Heart, lung & circulation

Correlation between comprehensive evaluation of coronary artery lesion severity and long-term clinical outcomes in Chinese octogenarians with acute coronary syndrome.

PMID 25070683


There is little known about long-term outcome data regarding acute coronary syndrome (ACS) in Chinese octogenarians (> 80 years old). Long-term outcomes of octogenarians with ACS may be associated with increased complicated coronary artery lesion severity. We classified 536 consecutive octogenarians with ACS into four groups based on Gensini score. Survival and major adverse cardiac event (MACE) rates were calculated using the Kaplan-Meier method. Multivariate Cox regression was used to identify mortality predictors. The follow-up period was 27 (IQR15-36) months. The overall long-term mortality rate was 9.1% and increased from 3.0% in group 1 to 16.7% in group 4. Increasing coronary artery lesion severity was associated with increased long-term mortality and MACE rates. ROC curve analysis showed that the predictive cut-off value of Gensini score for mortality was 53. Gensini score provided significant reclassification of mortality (net reclassification index 0.195, P<0.01). Age, gender, heart rate, SBP, chronic renal failure, e-GFR, GRACE score, Gensini score, and ACS type were different between surviving and deceased patients. Notably, chronic renal failure (OR=2.55, P=0.036), GRACE score (OR=1.10, P=0.006), and Gensini score(OR=1.11, P=0.003) were the independent predictors of long-term mortality. Long-term mortality of octogenarians with ACS was associated with increased comprehensive coronary artery lesion severity.
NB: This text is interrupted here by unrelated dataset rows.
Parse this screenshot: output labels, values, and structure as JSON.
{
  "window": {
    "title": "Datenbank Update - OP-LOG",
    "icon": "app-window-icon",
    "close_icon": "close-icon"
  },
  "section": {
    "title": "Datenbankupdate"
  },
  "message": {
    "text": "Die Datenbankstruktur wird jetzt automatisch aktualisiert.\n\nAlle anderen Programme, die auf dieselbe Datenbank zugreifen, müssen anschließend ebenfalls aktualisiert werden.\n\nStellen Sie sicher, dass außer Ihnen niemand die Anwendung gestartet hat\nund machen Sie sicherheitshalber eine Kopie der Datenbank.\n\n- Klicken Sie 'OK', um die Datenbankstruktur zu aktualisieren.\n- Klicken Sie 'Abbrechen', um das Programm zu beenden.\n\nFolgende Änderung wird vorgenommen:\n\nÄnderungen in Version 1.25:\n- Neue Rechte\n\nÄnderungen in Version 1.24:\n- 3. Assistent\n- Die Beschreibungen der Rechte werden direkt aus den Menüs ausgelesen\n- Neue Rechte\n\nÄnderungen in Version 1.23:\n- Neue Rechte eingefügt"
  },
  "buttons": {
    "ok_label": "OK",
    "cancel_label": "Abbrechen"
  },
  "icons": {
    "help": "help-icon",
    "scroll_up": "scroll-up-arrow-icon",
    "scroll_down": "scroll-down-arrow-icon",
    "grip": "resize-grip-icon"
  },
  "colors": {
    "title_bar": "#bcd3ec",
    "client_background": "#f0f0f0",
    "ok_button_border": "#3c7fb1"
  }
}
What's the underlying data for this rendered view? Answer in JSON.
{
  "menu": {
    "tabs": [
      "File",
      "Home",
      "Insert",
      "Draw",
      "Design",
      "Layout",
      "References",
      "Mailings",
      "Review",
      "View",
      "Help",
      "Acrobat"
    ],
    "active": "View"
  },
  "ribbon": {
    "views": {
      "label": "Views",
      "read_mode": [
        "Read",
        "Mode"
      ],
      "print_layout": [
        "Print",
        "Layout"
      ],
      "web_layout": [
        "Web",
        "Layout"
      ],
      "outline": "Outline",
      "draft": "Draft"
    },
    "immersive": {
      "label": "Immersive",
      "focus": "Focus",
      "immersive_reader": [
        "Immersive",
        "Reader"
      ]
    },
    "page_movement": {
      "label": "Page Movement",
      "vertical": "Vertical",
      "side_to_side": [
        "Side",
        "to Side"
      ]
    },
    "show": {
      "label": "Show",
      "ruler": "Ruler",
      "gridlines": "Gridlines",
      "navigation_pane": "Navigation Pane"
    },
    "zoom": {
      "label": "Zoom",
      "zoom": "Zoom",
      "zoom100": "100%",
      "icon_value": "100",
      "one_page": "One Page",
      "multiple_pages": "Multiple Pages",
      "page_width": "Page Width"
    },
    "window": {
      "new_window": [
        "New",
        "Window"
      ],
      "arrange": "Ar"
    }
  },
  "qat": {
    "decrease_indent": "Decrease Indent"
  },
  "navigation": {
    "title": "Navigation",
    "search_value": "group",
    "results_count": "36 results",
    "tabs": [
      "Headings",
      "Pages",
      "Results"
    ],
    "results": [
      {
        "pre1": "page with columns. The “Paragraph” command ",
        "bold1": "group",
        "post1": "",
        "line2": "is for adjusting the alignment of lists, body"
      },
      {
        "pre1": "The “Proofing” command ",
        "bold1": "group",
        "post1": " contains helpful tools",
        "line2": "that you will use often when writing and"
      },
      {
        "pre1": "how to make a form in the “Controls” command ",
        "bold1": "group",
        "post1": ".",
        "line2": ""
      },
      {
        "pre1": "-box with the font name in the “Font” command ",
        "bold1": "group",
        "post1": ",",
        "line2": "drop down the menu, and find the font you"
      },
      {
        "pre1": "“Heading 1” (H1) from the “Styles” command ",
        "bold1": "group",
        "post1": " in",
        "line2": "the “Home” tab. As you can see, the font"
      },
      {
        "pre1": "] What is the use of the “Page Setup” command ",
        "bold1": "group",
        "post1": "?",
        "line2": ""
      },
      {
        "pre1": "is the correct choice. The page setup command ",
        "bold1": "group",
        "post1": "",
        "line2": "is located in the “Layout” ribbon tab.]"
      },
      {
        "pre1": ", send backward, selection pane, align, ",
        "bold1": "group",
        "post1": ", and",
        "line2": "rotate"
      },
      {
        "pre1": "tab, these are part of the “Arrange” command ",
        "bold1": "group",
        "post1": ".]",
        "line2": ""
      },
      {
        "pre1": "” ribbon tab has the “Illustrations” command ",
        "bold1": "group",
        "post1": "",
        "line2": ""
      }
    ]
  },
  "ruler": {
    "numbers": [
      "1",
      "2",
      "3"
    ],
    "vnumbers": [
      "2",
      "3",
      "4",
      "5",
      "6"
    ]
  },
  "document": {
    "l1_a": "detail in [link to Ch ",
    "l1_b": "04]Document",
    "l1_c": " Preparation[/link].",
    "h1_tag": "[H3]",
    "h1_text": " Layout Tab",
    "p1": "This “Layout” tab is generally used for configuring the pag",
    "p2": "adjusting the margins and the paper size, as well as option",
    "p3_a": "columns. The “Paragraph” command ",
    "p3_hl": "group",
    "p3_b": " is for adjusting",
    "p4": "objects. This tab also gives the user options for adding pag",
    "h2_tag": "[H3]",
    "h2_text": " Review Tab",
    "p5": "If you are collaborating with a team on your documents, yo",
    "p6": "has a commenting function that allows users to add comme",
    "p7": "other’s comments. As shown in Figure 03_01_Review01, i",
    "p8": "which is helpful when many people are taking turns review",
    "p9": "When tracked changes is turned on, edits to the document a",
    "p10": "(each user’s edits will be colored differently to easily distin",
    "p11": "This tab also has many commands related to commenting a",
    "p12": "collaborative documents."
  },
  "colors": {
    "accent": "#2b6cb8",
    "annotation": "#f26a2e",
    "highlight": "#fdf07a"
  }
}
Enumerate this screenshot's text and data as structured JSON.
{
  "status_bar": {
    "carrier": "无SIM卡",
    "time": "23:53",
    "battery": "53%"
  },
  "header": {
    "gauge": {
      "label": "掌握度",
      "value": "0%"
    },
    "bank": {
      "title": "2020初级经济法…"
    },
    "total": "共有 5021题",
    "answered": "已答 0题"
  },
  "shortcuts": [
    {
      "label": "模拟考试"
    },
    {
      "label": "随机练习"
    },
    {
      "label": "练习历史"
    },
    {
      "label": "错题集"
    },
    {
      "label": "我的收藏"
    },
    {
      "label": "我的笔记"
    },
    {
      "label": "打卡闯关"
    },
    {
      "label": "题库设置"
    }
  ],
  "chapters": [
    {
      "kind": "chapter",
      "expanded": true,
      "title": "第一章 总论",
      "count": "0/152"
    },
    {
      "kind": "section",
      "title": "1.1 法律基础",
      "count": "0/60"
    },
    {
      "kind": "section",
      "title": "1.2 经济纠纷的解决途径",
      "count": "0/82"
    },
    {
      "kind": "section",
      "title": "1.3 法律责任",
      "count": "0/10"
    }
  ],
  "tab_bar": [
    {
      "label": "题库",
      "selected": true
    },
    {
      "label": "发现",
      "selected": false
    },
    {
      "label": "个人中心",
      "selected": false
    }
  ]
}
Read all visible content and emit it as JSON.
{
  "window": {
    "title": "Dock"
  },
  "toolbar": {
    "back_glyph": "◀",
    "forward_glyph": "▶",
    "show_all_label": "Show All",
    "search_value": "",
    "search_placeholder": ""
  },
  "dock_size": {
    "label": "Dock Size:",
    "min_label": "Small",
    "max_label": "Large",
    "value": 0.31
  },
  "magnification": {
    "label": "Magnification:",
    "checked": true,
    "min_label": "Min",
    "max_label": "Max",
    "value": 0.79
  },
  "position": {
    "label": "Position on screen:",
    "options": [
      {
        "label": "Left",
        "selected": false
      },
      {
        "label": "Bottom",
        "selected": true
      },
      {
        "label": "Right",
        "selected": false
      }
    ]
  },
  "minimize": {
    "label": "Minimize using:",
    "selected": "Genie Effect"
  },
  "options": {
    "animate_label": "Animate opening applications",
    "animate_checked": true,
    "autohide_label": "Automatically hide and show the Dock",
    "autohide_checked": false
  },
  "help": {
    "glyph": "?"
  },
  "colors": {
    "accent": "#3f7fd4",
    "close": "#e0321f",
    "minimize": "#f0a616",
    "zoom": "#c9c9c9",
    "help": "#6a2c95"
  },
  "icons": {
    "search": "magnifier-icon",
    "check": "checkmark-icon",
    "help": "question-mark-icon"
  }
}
Gensini score was an effective parameter for evaluation of long-term mortality.